- [Directions] Every entry below is to be retyped exactly as it stands.

- [Provided material]
=== Begin Enclosure ===
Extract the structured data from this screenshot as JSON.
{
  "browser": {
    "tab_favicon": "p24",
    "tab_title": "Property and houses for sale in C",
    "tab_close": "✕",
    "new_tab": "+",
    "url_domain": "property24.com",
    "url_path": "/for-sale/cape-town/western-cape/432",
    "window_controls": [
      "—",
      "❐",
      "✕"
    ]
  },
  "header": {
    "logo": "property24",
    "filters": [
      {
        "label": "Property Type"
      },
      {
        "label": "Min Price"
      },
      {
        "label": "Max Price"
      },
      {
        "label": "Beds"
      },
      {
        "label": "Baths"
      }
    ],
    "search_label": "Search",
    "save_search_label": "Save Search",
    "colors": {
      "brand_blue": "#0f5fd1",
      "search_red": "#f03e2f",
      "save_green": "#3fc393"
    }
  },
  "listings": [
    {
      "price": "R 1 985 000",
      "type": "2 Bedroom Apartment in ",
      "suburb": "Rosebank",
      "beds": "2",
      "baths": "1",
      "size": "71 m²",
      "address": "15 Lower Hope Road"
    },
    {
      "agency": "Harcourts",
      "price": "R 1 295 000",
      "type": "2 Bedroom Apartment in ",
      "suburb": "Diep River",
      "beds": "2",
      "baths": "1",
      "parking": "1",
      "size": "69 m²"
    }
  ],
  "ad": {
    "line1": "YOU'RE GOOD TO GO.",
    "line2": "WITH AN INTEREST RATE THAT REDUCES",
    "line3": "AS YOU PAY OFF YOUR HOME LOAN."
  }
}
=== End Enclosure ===
- [Solution to the exercise]
Extract the structured data from this screenshot as JSON.
{
  "browser": {
    "tab_favicon": "p24",
    "tab_title": "Property and houses for sale in C",
    "tab_close": "✕",
    "new_tab": "+",
    "url_domain": "property24.com",
    "url_path": "/for-sale/cape-town/western-cape/432",
    "window_controls": [
      "—",
      "❐",
      "✕"
    ]
  },
  "header": {
    "logo": "property24",
    "filters": [
      {
        "label": "Property Type"
      },
      {
        "label": "Min Price"
      },
      {
        "label": "Max Price"
      },
      {
        "label": "Beds"
      },
      {
        "label": "Baths"
      }
    ],
    "search_label": "Search",
    "save_search_label": "Save Search",
    "colors": {
      "brand_blue": "#0f5fd1",
      "search_red": "#f03e2f",
      "save_green": "#3fc393"
    }
  },
  "listings": [
    {
      "price": "R 1 985 000",
      "type": "2 Bedroom Apartment in ",
      "suburb": "Rosebank",
      "beds": "2",
      "baths": "1",
      "size": "71 m²",
      "address": "15 Lower Hope Road"
    },
    {
      "agency": "Harcourts",
      "price": "R 1 295 000",
      "type": "2 Bedroom Apartment in ",
      "suburb": "Diep River",
      "beds": "2",
      "baths": "1",
      "parking": "1",
      "size": "69 m²"
    }
  ],
  "ad": {
    "line1": "YOU'RE GOOD TO GO.",
    "line2": "WITH AN INTEREST RATE THAT REDUCES",
    "line3": "AS YOU PAY OFF YOUR HOME LOAN."
  }
}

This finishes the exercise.